Putting it all Together – State that the players will now be asked to put all of the pieces together for a successful front block tackle. Demonstrate the entire process again, as performed in the Demonstration of the Objective and End Result section. Instruct the pairs to again choose who will first be on offense and defense. Instruct the players to perform first in “slow motion.” Have the players start on the coach’s signal with the offensive player taking the three dribbles as in the original Demonstration. Switch the offensive and defensive players and repeat. Switch back and perform at “half speed.” Switch the offensive and defensive players and repeat. Switch back and repeat at “three-quarters speed.” Switch the offensive and defensive players and repeat. Switch back and repeat at “full speed.” Remind the players that, once they commit to the tackle, they must go in strong and not give up. Switch the offensive and defensive players and repeat.
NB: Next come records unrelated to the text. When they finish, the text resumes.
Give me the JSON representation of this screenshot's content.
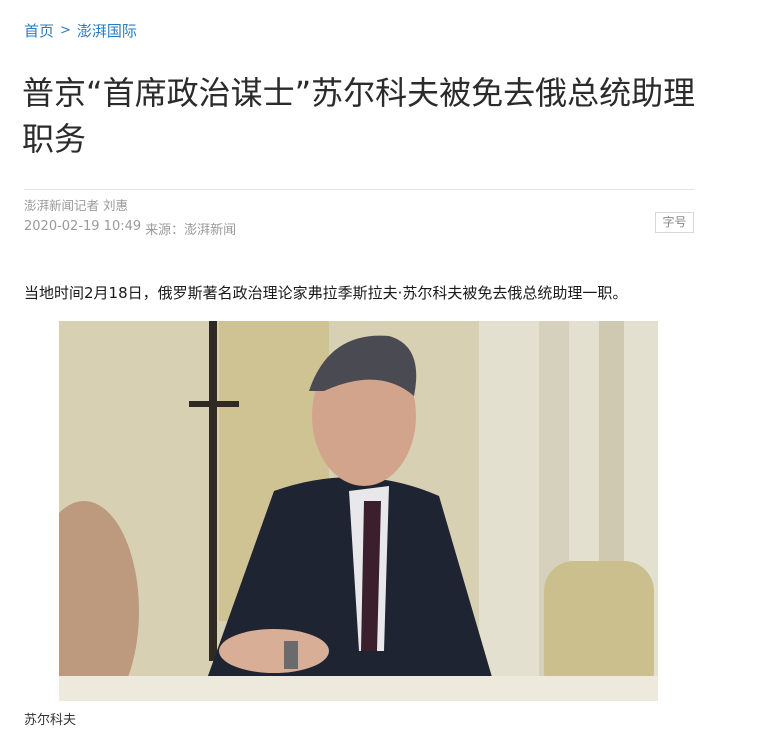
{
  "breadcrumb": {
    "home": "首页",
    "separator": ">",
    "channel": "澎湃国际"
  },
  "article": {
    "title": "普京“首席政治谋士”苏尔科夫被免去俄总统助理职务",
    "byline": "澎湃新闻记者 刘惠",
    "datetime": "2020-02-19 10:49",
    "source_label": "来源：",
    "source": "澎湃新闻",
    "font_size_button": "字号",
    "lead_paragraph": "当地时间2月18日，俄罗斯著名政治理论家弗拉季斯拉夫·苏尔科夫被免去俄总统助理一职。",
    "photo": {
      "icon": "portrait-photo",
      "caption": "苏尔科夫"
    }
  },
  "colors": {
    "link": "#2a7bbf",
    "title": "#2b2b2b",
    "meta": "#9a9a9a"
  }
}
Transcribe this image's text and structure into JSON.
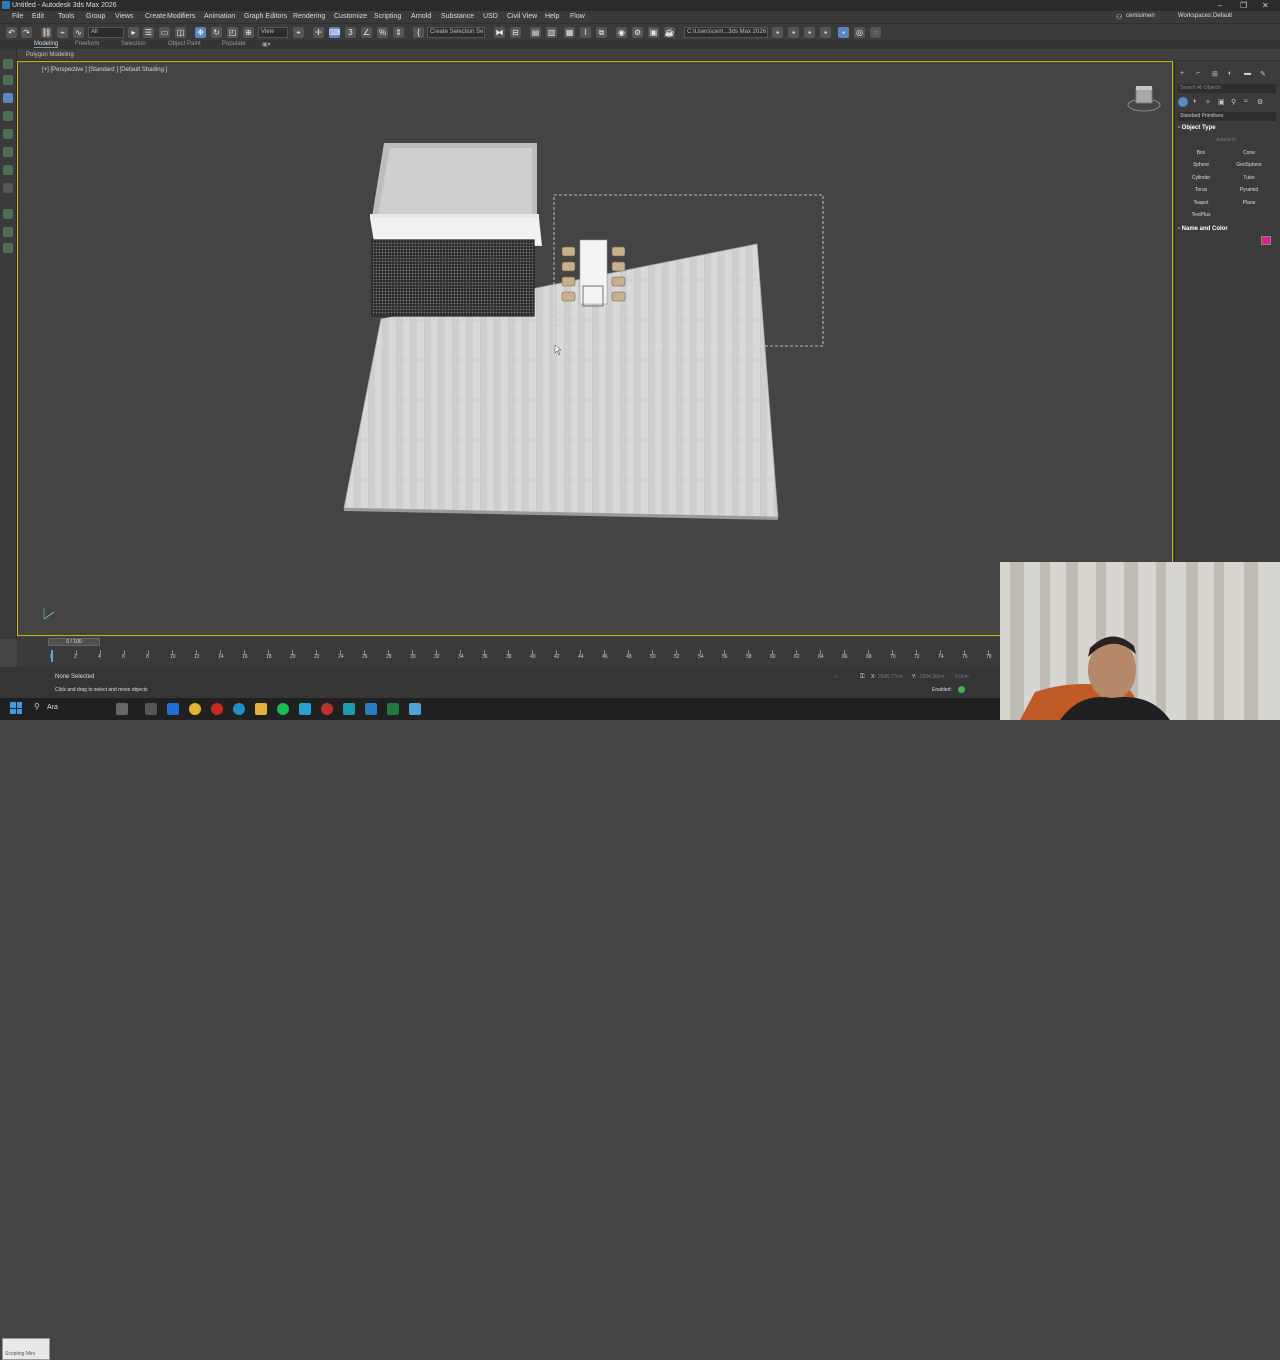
{
  "window": {
    "title": "Untitled - Autodesk 3ds Max 2026"
  },
  "menu": [
    "File",
    "Edit",
    "Tools",
    "Group",
    "Views",
    "Create",
    "Modifiers",
    "Animation",
    "Graph Editors",
    "Rendering",
    "Customize",
    "Scripting",
    "Arnold",
    "Substance",
    "USD",
    "Civil View",
    "Help",
    "Flow"
  ],
  "user": {
    "name": "cemisimen",
    "workspaces_label": "Workspaces:",
    "workspace": "Default"
  },
  "toolbar": {
    "filter": "All",
    "view_dropdown": "View",
    "selection_set": "Create Selection Se",
    "project_path": "C:\\Users\\cem...3ds Max 2026"
  },
  "ribbon": {
    "tabs": [
      "Modeling",
      "Freeform",
      "Selection",
      "Object Paint",
      "Populate"
    ],
    "sub_label": "Polygon Modeling"
  },
  "viewport": {
    "label": "[+] [Perspective ] [Standard ] [Default Shading ]"
  },
  "command_panel": {
    "search_placeholder": "Search All Objects",
    "category": "Standard Primitives",
    "object_type_title": "Object Type",
    "autogrid": "AutoGrid",
    "buttons": [
      "Box",
      "Cone",
      "Sphere",
      "GeoSphere",
      "Cylinder",
      "Tube",
      "Torus",
      "Pyramid",
      "Teapot",
      "Plane",
      "TextPlus"
    ],
    "name_color_title": "Name and Color",
    "color": "#e0218a"
  },
  "timeline": {
    "frame_display": "0 / 100",
    "ticks": [
      "0",
      "2",
      "4",
      "6",
      "8",
      "10",
      "12",
      "14",
      "16",
      "18",
      "20",
      "22",
      "24",
      "26",
      "28",
      "30",
      "32",
      "34",
      "36",
      "38",
      "40",
      "42",
      "44",
      "46",
      "48",
      "50",
      "52",
      "54",
      "56",
      "58",
      "60",
      "62",
      "64",
      "66",
      "68",
      "70",
      "72",
      "74",
      "76",
      "78"
    ]
  },
  "status": {
    "scripting_label": "Scripting Mini",
    "selection": "None Selected",
    "prompt": "Click and drag to select and move objects",
    "x_value": "2546,77cm",
    "y_value": "-1304,38cm",
    "z_value": "0,0cm",
    "enabled": "Enabled:"
  },
  "taskbar": {
    "search": "Ara"
  }
}
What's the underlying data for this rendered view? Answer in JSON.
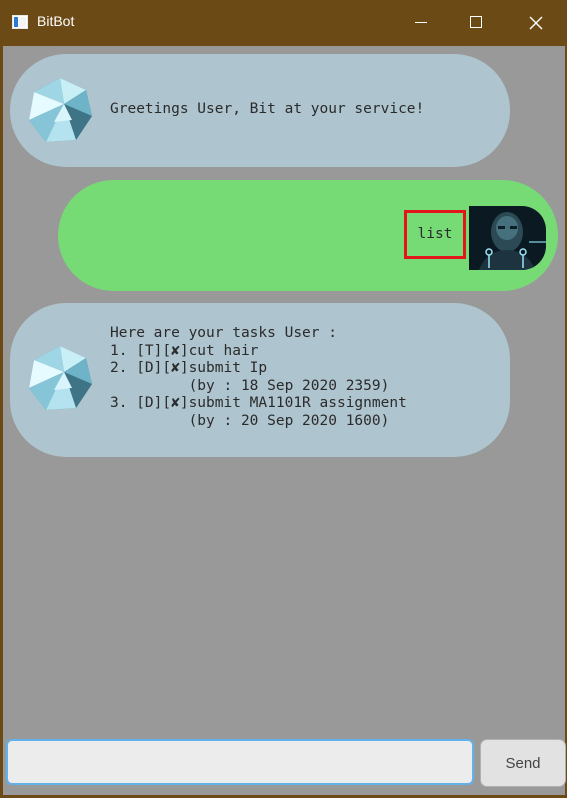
{
  "window": {
    "title": "BitBot",
    "icons": [
      "app-icon",
      "minimize-icon",
      "maximize-icon",
      "close-icon"
    ],
    "colors": {
      "titlebar": "#6b4a16",
      "chat_background": "#999999",
      "bot_bubble": "#aec4ce",
      "user_bubble": "#77db75",
      "highlight_box": "#e0161b",
      "input_focus_border": "#61b1ea"
    }
  },
  "chat": {
    "messages": [
      {
        "sender": "bot",
        "avatar_icon": "crystal-avatar-icon",
        "text": "Greetings User, Bit at your service!"
      },
      {
        "sender": "user",
        "avatar_icon": "user-photo-avatar",
        "text": "list"
      },
      {
        "sender": "bot",
        "avatar_icon": "crystal-avatar-icon",
        "text": "Here are your tasks User :\n1. [T][✘]cut hair\n2. [D][✘]submit Ip\n         (by : 18 Sep 2020 2359)\n3. [D][✘]submit MA1101R assignment\n         (by : 20 Sep 2020 1600)"
      }
    ]
  },
  "input": {
    "value": "",
    "placeholder": ""
  },
  "send_button": {
    "label": "Send"
  }
}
Go through the entire process again using the non-dominant feet/legs. Last, but not least, one can go “full live,” where the offensive players have no restrictions and can attempt to get around the defenders. At this stage, remind the offensive players that, if a defender is successful in locking up with them in a front block tackle, both players become equals in trying to win the ball and move away. Coaches must remember that there is evidence that improper tackling may be responsible for the largest percentage of injuries in soccer. Accordingly, tackling must be taught well and practiced repeatedly. If players are colliding with each other, or striking their knees together, then practice needs to be stopped and the positioning and timing corrected.
© Copyright, John C. Harves